The word "Kontakt": in how many lines of the records does it appear? Reply with the number alone.

## DATA EXTRACT

------------------------------------------------------------

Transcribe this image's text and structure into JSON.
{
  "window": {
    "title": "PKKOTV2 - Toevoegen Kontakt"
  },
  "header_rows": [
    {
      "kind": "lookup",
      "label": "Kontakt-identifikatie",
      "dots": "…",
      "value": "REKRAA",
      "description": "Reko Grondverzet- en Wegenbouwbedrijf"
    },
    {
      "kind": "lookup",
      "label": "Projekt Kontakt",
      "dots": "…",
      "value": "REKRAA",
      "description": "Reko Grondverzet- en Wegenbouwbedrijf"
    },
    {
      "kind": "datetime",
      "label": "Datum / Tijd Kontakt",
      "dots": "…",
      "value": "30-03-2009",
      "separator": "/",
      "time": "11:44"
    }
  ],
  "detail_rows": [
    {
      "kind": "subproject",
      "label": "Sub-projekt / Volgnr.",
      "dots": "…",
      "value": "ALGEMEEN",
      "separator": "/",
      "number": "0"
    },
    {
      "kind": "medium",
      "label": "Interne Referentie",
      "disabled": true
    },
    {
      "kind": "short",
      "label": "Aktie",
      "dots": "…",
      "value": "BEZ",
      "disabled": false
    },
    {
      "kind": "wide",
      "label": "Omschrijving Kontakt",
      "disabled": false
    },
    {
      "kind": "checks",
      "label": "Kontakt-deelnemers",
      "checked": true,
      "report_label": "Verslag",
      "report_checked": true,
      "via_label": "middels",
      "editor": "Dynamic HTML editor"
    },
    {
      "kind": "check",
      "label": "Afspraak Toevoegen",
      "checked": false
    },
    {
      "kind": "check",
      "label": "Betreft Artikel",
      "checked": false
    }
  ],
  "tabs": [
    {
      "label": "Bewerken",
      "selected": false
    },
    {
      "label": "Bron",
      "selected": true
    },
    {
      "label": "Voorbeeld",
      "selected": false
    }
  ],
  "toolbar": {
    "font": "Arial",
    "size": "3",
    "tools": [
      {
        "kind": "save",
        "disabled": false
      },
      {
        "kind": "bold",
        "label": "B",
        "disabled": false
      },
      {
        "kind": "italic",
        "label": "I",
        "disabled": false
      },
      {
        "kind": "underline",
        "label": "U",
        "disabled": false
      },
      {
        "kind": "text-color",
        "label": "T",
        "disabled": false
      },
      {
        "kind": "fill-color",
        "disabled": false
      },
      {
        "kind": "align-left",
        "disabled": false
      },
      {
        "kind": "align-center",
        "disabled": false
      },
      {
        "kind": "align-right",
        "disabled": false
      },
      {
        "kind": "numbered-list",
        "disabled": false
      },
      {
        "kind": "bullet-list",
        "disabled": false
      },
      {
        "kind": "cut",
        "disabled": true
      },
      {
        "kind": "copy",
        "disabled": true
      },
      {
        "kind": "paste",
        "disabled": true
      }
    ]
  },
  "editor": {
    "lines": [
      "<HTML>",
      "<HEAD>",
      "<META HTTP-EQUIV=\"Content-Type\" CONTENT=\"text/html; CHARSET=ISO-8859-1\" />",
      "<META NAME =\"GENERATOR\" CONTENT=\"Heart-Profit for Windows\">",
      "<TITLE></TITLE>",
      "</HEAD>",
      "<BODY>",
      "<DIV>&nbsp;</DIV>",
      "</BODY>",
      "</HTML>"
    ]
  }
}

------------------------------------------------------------

## EXPECTED ANSWER
6